Some mainland firms may revive listing plans in Hong Kong to fund further expansion as the authorities seek to tighten credit at home
Hong Kong's dismal listings market has shown signs of a nascent recovery with some municipal-level mainland lenders and brokerage houses signalling they will retry offerings amid improving sentiment.
Listing candidates, including China Galaxy Securities and China Everbright Bank, plan to proceed with offerings in the second quarter to replenish their capital base for further expansion in increasingly competitive conditions at home.
Policymakers in Beijing have sent clear signals that the authorities will rein in credit, given concerns about rising inflation.

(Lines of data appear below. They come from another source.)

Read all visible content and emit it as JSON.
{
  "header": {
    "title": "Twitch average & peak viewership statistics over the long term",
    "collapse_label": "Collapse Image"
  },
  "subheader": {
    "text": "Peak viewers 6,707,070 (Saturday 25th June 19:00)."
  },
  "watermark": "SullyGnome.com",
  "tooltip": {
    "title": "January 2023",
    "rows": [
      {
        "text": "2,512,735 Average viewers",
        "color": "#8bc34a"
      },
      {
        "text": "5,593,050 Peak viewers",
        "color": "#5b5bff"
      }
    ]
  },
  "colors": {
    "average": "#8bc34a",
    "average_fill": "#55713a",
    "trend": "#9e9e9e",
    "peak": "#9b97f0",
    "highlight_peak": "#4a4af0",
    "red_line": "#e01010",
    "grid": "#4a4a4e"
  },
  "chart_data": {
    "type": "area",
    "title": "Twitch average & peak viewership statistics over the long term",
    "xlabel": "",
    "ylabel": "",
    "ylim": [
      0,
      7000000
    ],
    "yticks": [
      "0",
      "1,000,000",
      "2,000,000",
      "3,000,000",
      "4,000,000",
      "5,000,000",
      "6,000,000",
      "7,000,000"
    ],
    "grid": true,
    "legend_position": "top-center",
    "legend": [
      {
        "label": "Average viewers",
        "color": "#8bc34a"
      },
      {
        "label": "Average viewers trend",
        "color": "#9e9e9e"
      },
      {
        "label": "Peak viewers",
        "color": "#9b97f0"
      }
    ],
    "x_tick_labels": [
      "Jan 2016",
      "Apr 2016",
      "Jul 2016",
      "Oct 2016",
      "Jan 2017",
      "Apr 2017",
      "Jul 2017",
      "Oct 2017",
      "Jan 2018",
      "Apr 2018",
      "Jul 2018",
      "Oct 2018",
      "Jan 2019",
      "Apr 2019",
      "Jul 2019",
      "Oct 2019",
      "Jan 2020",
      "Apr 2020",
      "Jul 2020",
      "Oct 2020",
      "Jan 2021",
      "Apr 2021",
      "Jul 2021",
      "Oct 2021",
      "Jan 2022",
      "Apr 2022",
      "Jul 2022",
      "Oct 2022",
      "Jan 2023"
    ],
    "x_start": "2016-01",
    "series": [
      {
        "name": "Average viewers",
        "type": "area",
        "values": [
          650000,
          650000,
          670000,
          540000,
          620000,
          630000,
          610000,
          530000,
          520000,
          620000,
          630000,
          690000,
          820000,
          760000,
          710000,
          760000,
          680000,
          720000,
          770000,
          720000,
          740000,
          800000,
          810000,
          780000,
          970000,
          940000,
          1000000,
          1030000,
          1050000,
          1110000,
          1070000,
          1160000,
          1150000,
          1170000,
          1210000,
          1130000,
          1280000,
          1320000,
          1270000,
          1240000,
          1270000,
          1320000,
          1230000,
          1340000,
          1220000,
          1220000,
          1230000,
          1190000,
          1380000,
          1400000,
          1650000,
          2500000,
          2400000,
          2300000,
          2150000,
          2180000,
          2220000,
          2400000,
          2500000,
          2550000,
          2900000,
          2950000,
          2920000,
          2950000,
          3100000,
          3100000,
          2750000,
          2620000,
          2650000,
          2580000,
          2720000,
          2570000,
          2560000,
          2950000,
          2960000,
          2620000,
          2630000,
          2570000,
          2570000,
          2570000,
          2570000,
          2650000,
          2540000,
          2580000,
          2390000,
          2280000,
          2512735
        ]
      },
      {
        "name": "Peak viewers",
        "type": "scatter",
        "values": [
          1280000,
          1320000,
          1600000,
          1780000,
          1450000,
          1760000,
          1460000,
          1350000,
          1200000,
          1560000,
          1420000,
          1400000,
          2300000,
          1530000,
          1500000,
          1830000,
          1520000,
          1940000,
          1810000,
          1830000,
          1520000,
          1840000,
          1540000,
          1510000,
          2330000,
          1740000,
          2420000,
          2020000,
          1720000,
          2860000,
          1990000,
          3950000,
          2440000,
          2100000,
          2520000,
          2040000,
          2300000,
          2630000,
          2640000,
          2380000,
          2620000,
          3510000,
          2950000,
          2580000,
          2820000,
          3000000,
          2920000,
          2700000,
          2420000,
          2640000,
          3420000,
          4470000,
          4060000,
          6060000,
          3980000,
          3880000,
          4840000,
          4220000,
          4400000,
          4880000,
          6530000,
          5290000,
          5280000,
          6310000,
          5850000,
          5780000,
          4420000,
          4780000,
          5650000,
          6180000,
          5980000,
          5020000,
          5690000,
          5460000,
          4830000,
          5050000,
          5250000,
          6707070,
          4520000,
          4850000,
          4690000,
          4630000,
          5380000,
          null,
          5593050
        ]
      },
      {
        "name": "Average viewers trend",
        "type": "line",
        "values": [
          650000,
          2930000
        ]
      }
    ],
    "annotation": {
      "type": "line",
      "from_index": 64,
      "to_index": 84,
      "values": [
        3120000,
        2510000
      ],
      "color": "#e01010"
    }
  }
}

"Mainland financial firms are relaunching their long-awaited plans to go public in Hong Kong starting from this month," Deloitte Touche Tohmatsu partner Edward Au said. "Many of them have substantially slashed their original IPO size to attractive valuations."
State-controlled China Galaxy Securities, the country's seventh-biggest brokerage firm by assets, will seek approval on April 11 for a proposed flotation that could raise up to US$1.5 billion.
Along with other city commercial banks on the mainland, Shanghai-listed China Everbright Bank is making its third attempt to tap the Hong Kong market.
It scrapped a deal in September, even though the Beijing-based lender had strong support from cornerstone investors.
Au said overall market sentiment had been lifted by retail buyers looking for short-term profit. And the oversubscription of new share offerings should give issuers a lot of confidence to go ahead with flotations.
"The listing window in Hong Kong could provide an alternative financial channel for mainland firms as the domestic market has been virtually shut down since October," Au said.
In the first three months, the capital raised through Hong Kong's IPO market dropped by 17 per cent to HK$8.1 billion from a year earlier. Many listed firms are seeking capital via new shares, convertible bonds and debt.
"Apart from the listing plans of mainland firms, local property developers such as Hopewell and New World Development are considering spin-offs and separate listings of their Hong Kong properties, which could raise a combined HK$10 billion in the second half," Au said.
According to bankers familiar with the listing matters, New World Development, controlled by Cheng Yu-tung, is looking to raise US$1 billion through a spin-off listing of its hotel units, while Hopewell, a conglomerate that has infrastructure and property projects on the mainland and in Hong Kong, is seeking US$800 million in a separate listing of its Hong Kong properties.